Video: Fire ants' superpowers could inspire self-healing bridges

Video: Fire ants' superpowers could inspire self-healing bridges
Fire ants' superpowers could inspire self-healing bridges (Georgia Tech)

Ants may seem tiny and weak when they're alone, but together they can form a sort of "super-organism" -- one with superpowers. Researchers at the Georgia Institute of Technology have found that a jumbled crowd of fire ants acts like both an elastic solid and a viscous liquid -- a rare and remarkable property that holds the secrets of self-healing materials.

The discovery could one day help scientists design self-repairing bridges and self-assembling modular robots, said co-author David Hu, a mechanical engineer at Georgia Tech, at the American Physical Society's fluid dynamics conference in Pittsburgh.


Fire ants have a vicious, stinging bite and a ferocious instinct for survival that has turned them into a notorious invasive species in North America.

"They live in these places that are flooded, and they have to build things that are resilient to forces because they live in a very abusive environment," Hu said. "And we want to understand what the properties of this material [are] that allows them to respond to these environments."
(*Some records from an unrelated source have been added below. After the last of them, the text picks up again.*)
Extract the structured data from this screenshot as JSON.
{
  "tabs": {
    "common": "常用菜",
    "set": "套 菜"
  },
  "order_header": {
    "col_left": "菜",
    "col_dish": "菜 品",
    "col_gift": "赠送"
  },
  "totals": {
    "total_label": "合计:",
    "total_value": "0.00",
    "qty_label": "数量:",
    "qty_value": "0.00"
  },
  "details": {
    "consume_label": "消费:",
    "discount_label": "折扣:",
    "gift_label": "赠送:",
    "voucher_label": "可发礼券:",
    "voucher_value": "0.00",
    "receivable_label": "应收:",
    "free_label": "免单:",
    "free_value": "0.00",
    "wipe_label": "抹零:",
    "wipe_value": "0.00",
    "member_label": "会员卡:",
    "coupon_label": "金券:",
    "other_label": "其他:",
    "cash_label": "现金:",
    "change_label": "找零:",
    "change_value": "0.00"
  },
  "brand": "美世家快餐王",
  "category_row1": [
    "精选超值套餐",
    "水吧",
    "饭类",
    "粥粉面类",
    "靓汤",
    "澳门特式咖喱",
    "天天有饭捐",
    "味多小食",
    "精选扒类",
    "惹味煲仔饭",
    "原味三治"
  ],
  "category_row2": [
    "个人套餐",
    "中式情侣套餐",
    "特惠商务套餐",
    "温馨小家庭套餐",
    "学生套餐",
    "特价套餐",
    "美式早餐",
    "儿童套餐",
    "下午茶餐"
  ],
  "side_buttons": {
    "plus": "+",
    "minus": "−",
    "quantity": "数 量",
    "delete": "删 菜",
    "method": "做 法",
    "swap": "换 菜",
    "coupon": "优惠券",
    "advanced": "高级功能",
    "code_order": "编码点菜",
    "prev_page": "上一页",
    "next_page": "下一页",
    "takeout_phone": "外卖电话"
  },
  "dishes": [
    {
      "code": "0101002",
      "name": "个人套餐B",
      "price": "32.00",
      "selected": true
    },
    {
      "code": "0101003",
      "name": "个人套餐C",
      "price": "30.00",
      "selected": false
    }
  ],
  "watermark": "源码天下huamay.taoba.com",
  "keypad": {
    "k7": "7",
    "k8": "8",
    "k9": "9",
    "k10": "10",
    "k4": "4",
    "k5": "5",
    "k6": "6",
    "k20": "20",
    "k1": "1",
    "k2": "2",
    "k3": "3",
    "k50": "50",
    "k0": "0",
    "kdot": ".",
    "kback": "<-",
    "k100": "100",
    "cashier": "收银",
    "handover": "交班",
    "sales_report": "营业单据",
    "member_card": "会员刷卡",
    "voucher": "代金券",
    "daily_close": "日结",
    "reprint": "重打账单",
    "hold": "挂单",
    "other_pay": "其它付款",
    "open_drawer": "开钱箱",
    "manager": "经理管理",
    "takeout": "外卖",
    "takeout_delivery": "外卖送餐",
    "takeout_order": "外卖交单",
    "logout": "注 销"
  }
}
Originally from Brazil, the ants survive flash floods by linking together to form a living life raft that can travel great distances over months at a time before settling down. They can build bridges out of their own bodies, making them both "the bricks and the construction workers," Hu said.

"It's kind of between material science and modular robotics," Hu said. "You study one ant, it's basically a robot. But then you combine them all together; it's not just a swarm, it's also a building material."

While studying these ant bridges, the scientists noticed something strange. Instead of falling apart like a normal bridge, the ant structures would actually get stronger, by shrinking and growing very stiff.

They also noticed that this ant "material" had both solid and fluid properties: A ball of ants could also bounce back to its original shape if compressed, like an elastic solid. And yet, when the scientists tossed a stick into a clump of ants, they seemed to flow around it like a liquid.

To find out how these critters seemed to switch phases on command, the scientists subjected live ant clumps to a rheometer, which is so sensitive that it can pick up the force from a single insect. In this device, scientists put whatever material they're studying in between two round metal plates, like the cream in an Oreo cookie. And then, as one does with Oreos, they twist the plates and see how the 'cream' reacts.

Cream is solid, because it fractures and breaks (as you can see any time you halve an Oreo by twisting it). If the stuff in the middle were honey, which is fluid, the metal plates would keep twisting and twisting.

Now, as shown in the bridge and the ball examples, ants can act pretty solid as a group. But in between the rheometer's plates, they acted more like honey would. In fact, the scientists found that the ants, en masse, can act like both a solid and a fluid to equal degrees, putting them in a rare class of material. (Dead ants, when subjected to the rheometer, acted like a plain old solid.)

The scientists think the ants' secret morphing power lies in how they join together, using jaws and arms and legs to link together, sort of like the molecules in a material. But unlike non-living materials, these ants are constantly moving, forming, breaking and re-forming these connections.

This ability allows the ants to store energy and dissipate it, depending on the situation. The findings could be useful in developing self-healing materials for bridges or buildings -- or for designing modular robots that can build new shapes without fitting together perfectly.

"The way nature does things is very different from the way we do," Hu said. "We build things out of usually solid blocky square structures that have to be rebuilt every time they're broken. And biology is totally opposite. They're usually squishy, usually round, and usually they self-heal."

For now, Hu says they want to understand each ant's individual role in creating this remarkable super-material, and then see how it applies to the structures they build.

"We'll basically consider it a victory when we know what one ant has to do to make these bridges not fall," Hu said. "Right now, we just showed that they're doing interesting things."